The three-storey Baroque main design of the hunting lodge was built from 1704 to 1707 according to the designs of the court Johann Conrad Giesler of Landgrave Karl of Hesse-Kassel for his wife Maria Anna Amalia of Courland in the wide plain between the rivers Eder and Schwalm. The swampy underground on the edge of the Ederaue was laid dry for construction and was built with piles. On the side of the Risalit a middle-distance was created, which was completed by a balcony. This was decorated with medallions with relief heads of the land count and his wife. The side building connected by galleries with the main construction allowed Landgrave Friedrich II to build at 1770 by the master builder Simon Louis du Ry, whereby the extension of the now horseshoe-shaped plant was completed.

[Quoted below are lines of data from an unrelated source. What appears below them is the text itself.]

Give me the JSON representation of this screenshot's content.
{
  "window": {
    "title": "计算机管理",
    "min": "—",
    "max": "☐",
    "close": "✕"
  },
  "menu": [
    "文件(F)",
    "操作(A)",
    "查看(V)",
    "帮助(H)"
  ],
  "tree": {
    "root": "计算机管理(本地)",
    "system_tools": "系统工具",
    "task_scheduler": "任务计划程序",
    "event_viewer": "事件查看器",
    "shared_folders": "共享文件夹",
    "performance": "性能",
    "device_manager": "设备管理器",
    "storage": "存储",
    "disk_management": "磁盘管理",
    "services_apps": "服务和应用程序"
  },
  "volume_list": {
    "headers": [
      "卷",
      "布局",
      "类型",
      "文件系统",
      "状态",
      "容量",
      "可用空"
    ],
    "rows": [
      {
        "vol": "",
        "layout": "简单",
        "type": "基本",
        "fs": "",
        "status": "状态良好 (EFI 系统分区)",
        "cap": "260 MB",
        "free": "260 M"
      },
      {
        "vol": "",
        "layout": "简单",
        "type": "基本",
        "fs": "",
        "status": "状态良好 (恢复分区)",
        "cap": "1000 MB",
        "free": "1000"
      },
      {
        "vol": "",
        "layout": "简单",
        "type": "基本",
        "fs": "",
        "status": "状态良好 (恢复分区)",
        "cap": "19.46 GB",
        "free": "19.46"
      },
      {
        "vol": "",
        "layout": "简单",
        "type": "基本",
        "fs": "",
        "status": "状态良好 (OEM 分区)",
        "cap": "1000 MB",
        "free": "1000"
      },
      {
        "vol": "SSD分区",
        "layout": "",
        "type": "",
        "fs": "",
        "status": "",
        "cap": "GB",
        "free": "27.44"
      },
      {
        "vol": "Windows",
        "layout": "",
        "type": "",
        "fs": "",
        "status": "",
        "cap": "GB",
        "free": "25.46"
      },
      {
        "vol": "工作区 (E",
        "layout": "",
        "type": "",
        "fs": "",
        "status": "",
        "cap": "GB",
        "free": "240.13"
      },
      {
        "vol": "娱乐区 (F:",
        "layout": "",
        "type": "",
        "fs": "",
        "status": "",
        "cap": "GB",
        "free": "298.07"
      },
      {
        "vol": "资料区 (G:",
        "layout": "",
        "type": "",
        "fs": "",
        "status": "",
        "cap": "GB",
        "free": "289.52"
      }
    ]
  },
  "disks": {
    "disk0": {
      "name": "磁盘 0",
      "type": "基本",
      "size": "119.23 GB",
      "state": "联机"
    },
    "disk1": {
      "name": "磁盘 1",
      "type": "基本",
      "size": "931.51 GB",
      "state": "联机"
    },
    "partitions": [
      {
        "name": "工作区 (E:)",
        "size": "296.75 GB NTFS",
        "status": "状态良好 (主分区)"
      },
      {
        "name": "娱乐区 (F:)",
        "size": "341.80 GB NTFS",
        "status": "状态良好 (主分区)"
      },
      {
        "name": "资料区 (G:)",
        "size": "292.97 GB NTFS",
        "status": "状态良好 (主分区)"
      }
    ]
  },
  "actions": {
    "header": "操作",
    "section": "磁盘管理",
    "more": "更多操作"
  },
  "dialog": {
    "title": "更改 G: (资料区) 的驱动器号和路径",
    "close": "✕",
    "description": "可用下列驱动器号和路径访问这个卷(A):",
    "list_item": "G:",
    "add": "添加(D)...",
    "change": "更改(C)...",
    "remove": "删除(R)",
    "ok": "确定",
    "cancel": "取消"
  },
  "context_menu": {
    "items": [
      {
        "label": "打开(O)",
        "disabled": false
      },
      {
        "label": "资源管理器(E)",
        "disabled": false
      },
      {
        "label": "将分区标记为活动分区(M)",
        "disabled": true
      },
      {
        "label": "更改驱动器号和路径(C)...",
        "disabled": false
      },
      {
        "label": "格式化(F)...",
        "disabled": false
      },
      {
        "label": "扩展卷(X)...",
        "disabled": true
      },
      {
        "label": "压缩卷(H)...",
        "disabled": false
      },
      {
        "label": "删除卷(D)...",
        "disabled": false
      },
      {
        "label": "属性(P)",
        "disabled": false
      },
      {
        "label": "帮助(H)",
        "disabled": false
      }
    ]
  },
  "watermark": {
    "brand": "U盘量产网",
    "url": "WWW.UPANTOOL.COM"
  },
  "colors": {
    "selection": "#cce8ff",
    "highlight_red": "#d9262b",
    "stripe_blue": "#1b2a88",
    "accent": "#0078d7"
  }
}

The philosopher Voltaire was 1755 when he was disgraced by King Frederick II in Potsdam and travelled back to France, guest of the Landgrave Friedrich II in Wabern. Adolph Freiherr Knigge visited the castle on January 14th, 1770. On September 16, 1779 Goethe travelled from Kassel to Combers.
After the death of Frederick II, 1785, the castle was no longer used and fell into decay. First Elector Wilhelm II restored the castle and park in the 1820s and equipped it with 500 oil paintings and 1200 copper engravings. The collection consisted mostly of works by the Tischbein family. The motifs included depictions of the castle from its heyday, portraits of its owners, scenes of the Heron Hunt and illustrations of particularly valuable falcons. Important parts of the collection are now in the Fulda, Schloss Fasanerie. Especially the pictures of the Heron Hunt are highlights of the collection in Fulda. The wall-sized baroque paintings of the Heron Stain were created by Johann Heinrich Leg the Elder (1722 – 1789).